[Start of section]
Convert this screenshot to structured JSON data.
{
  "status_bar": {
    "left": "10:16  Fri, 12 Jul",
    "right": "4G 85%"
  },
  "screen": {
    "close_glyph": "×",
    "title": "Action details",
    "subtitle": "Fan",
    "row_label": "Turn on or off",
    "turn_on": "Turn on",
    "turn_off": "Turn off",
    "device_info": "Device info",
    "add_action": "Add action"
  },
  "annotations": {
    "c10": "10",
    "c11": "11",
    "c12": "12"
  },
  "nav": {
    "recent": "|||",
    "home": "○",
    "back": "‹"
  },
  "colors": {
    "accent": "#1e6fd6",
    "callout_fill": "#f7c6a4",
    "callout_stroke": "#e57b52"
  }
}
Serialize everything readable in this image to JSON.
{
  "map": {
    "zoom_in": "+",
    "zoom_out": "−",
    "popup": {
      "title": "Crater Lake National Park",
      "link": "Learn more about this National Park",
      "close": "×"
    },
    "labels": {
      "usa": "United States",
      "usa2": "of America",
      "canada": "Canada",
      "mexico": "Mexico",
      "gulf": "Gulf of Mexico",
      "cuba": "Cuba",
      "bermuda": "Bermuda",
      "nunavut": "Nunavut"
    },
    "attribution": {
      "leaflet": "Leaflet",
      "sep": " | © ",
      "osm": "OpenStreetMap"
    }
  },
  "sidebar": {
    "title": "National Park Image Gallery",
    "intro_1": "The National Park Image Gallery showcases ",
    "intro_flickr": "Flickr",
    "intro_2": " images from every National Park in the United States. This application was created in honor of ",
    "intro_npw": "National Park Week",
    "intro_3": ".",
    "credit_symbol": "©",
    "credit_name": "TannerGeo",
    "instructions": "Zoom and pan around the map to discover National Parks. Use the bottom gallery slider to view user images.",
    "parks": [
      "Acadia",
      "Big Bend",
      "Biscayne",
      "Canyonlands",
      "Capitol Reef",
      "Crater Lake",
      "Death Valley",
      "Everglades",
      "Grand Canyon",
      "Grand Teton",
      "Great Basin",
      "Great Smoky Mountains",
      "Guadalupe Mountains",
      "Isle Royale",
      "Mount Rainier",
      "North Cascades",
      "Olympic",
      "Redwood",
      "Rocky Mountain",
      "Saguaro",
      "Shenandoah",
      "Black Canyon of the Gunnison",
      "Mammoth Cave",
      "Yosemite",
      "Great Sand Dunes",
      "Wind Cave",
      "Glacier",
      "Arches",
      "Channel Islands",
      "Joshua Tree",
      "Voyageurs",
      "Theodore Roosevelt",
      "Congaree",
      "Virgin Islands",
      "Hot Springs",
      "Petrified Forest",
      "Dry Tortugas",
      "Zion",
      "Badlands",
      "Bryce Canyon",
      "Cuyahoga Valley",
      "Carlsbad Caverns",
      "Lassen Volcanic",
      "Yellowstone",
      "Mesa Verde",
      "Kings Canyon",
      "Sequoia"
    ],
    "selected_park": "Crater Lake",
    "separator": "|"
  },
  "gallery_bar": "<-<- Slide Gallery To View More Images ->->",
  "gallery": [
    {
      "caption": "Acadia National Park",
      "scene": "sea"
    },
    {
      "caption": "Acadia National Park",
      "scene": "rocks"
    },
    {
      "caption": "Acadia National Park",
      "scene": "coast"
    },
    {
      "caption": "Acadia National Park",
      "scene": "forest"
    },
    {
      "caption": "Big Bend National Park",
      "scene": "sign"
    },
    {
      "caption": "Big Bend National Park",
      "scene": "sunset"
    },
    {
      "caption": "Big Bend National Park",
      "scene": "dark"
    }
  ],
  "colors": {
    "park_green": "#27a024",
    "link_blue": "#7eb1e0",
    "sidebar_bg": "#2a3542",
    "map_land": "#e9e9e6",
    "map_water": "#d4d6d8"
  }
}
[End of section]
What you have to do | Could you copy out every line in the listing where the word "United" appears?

Exercise response |
      "usa": "United States",
    "intro_2": " images from every National Park in the United States. This application was created in honor of ",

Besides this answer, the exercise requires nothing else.